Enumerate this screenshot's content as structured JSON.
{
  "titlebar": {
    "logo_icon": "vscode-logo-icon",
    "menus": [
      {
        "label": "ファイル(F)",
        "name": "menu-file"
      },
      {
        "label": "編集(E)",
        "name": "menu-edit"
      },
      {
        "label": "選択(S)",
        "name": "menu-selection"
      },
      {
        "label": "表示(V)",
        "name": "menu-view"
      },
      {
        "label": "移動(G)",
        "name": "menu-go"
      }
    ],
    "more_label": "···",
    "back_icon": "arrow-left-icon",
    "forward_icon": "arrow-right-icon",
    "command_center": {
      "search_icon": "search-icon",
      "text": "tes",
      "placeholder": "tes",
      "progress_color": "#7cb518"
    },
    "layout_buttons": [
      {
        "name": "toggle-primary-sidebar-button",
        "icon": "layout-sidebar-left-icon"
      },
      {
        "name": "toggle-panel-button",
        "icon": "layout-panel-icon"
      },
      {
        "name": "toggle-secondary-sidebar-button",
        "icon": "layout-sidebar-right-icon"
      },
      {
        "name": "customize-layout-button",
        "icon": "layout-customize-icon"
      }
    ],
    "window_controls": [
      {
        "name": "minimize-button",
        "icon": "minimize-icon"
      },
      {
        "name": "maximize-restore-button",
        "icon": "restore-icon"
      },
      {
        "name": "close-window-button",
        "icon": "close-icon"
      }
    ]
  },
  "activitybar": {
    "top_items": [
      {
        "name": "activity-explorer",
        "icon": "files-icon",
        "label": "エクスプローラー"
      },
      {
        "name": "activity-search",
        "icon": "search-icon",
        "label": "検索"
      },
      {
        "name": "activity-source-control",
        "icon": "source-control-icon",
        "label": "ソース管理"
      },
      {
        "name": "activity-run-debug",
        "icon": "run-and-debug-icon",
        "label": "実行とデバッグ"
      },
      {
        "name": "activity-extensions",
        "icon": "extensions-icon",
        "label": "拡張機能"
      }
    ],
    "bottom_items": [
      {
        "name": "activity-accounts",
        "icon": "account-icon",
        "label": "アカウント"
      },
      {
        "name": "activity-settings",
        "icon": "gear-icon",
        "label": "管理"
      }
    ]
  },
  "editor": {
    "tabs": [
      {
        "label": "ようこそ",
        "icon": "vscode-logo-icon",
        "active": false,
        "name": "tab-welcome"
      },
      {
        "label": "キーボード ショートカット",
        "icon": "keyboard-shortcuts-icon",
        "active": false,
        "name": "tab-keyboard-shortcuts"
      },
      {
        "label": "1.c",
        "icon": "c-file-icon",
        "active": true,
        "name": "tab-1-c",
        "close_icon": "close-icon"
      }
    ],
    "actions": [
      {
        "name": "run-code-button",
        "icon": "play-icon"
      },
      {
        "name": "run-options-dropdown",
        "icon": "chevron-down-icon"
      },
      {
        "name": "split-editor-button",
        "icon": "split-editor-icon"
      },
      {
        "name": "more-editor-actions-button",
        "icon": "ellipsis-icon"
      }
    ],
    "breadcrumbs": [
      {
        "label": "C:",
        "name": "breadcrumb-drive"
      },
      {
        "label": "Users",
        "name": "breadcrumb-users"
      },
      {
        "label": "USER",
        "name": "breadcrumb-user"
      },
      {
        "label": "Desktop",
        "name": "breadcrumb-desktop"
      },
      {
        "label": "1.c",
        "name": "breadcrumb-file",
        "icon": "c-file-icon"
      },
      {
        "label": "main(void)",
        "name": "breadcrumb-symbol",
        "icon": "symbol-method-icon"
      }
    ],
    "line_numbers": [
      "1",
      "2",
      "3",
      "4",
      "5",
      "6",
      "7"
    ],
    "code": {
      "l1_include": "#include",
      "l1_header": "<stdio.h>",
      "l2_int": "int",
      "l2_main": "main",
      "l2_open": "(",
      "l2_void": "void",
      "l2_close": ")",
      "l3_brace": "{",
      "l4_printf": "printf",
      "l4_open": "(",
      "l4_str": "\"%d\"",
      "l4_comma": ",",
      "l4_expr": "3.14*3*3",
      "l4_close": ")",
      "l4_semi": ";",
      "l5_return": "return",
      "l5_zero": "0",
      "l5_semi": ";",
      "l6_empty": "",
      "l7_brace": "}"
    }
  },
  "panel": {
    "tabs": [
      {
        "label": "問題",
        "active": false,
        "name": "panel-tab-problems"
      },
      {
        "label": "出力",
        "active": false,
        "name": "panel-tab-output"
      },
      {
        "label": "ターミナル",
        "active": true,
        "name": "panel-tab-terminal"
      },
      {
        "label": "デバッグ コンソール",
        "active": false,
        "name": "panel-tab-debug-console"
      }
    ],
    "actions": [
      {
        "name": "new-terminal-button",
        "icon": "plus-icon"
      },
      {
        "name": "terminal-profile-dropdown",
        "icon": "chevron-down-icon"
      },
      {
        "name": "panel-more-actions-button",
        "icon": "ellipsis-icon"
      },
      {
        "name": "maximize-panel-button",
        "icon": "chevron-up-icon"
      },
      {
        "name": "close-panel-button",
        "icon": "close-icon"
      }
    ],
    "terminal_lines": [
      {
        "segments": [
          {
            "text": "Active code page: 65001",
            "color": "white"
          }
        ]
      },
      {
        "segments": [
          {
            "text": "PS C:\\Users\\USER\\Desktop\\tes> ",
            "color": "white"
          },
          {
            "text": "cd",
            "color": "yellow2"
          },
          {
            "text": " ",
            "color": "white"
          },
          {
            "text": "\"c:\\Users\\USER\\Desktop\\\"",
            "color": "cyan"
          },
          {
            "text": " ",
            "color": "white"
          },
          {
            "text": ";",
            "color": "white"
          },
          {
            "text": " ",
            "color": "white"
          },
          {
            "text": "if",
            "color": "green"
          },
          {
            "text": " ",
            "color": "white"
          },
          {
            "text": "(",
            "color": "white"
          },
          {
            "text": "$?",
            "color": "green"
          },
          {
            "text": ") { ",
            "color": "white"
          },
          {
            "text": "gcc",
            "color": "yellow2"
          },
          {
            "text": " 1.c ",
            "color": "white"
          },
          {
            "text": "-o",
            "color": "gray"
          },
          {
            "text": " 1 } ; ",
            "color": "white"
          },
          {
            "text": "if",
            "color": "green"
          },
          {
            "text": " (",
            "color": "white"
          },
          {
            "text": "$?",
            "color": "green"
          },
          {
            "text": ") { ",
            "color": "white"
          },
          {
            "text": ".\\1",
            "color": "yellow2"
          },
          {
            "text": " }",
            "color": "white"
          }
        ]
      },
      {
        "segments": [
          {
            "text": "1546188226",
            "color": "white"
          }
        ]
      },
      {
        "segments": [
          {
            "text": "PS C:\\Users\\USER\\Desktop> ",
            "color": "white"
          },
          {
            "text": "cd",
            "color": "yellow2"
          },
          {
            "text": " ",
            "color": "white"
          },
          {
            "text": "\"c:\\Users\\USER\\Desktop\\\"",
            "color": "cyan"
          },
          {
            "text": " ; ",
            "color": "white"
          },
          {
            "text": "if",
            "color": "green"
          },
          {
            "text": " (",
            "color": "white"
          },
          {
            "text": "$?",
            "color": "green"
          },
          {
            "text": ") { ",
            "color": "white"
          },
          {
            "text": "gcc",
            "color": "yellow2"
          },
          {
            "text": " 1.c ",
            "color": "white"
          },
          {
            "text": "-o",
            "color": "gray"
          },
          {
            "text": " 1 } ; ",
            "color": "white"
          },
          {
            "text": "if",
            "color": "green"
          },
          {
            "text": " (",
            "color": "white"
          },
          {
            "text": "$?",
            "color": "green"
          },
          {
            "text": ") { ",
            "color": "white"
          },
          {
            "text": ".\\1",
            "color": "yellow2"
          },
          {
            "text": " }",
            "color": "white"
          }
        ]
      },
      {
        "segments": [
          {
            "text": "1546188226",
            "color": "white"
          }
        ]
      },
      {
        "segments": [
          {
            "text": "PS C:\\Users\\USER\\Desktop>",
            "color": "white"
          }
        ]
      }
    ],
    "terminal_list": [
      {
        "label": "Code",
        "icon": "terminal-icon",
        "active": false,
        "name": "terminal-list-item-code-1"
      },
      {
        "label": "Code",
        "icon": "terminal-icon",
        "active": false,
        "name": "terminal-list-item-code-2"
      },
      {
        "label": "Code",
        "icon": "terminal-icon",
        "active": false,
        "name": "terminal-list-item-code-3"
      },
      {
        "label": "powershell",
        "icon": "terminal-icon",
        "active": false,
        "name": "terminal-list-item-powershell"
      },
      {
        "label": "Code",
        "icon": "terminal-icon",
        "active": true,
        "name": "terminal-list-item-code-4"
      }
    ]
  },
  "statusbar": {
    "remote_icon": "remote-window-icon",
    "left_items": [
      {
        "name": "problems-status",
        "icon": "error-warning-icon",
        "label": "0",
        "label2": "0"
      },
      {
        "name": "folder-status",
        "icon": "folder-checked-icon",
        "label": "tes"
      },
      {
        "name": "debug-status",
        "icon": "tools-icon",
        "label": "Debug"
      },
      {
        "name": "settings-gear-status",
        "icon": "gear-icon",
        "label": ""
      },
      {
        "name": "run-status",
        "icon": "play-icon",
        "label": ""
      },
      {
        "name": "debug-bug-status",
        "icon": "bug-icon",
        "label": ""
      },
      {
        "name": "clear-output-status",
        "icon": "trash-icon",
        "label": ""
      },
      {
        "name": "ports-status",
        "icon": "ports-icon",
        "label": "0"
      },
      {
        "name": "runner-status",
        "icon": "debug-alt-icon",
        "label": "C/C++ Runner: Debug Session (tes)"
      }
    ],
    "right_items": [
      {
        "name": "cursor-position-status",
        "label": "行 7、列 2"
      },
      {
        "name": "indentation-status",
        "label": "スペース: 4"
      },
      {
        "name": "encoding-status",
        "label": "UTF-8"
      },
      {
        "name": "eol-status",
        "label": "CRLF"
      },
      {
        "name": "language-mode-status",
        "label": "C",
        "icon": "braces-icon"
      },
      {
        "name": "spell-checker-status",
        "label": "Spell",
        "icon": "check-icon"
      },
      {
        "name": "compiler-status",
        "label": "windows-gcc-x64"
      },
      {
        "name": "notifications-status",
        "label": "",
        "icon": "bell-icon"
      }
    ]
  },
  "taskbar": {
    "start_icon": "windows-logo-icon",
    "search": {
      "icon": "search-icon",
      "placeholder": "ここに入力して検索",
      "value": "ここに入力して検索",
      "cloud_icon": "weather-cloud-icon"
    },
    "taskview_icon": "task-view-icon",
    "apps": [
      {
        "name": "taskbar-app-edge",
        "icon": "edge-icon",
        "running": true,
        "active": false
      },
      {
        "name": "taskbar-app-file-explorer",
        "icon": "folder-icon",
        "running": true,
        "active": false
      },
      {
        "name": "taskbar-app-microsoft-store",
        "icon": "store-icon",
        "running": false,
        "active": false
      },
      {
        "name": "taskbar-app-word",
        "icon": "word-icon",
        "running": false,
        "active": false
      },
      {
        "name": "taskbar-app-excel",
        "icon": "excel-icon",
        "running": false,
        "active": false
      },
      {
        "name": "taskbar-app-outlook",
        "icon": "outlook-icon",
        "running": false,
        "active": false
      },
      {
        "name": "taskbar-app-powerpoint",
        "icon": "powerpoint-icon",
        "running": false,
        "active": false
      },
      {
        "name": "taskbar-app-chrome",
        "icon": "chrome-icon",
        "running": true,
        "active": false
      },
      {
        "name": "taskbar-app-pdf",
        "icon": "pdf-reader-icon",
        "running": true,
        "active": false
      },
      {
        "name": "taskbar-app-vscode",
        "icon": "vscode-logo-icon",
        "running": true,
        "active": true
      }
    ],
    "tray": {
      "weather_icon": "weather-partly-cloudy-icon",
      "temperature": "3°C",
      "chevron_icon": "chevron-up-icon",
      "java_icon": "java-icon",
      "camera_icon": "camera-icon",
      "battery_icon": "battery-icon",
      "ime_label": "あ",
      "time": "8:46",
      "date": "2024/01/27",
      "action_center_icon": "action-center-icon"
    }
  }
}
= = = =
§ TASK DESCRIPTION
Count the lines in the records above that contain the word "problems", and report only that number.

§ ANSWER TO THE EXERCISE
2